Chord Shapes and Capo Use
When using a capo, guitarists can continue to use their familiar chord shapes and fingerings. However, it is important to note that the chord names change based on the position of the capo. For example, if you place the capo on the third fret and play a G chord shape, the resulting sound will be an A chord. This means that the capo effectively acts as a movable nut, changing the open string pitches and subsequently altering the chord names. Understanding the relationship between chords and capo placement allows guitarists to quickly adapt to different playing situations.
In addition to transposition and chord changes, capos can be used for various creative techniques that enhance the sound and versatility of the guitar. One such technique is partial capoing, which involves placing the capo on only a few of the strings to create unique and unconventional chord voicings. This technique adds a layer of complexity and depth to the sound, allowing guitarists to explore new sonic territories. Other capo techniques include capo slides, where the capo is moved up and down the guitar neck while playing, and capo harmonics, which produce ethereal and bell-like sounds when combined with specific fretted notes.
Common Mistakes with Capo Usage
While using a capo is generally straightforward, there are a few common mistakes that guitarists should be aware of. One mistake is placing the capo too close to the fret, which can result in buzzing or muted notes. It is important to find the balance between pressing down firmly enough for a clear sound and avoiding excessive pressure. Another mistake is forgetting to tune the guitar after placing the capo. Since capos change the pitch of the open strings, tuning becomes necessary to ensure that the instrument is in tune with itself. Lastly, it is essential to practice playing with a capo to develop coordination and proficiency with this versatile tool.

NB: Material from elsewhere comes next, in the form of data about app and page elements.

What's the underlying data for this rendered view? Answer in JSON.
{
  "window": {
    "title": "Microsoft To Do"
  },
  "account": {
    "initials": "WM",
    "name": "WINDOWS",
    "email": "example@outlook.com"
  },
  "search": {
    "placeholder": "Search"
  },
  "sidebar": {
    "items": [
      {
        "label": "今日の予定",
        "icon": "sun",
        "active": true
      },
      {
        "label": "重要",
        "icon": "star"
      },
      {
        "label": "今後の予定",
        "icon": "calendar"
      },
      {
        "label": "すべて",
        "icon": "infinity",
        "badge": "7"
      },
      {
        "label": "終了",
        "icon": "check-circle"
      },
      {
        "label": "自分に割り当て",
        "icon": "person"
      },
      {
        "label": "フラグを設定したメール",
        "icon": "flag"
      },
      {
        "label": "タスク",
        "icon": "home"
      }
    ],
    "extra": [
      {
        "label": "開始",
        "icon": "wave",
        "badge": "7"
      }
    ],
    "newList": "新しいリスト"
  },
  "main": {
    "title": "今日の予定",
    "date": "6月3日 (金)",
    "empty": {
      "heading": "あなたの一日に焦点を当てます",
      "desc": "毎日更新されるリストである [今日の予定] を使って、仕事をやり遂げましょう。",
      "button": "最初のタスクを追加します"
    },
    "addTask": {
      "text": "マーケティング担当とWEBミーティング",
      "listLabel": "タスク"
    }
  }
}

In conclusion, a capo is a valuable accessory for guitar players that allows for easy transposition, flexible chord voicings, and enhanced creativity. Understanding the role and functionality of a capo, as well as how to properly use and experiment with it, opens up a world of possibilities for guitarists of all skill levels. So go ahead, embrace the capo, and let your guitar playing soar to new heights!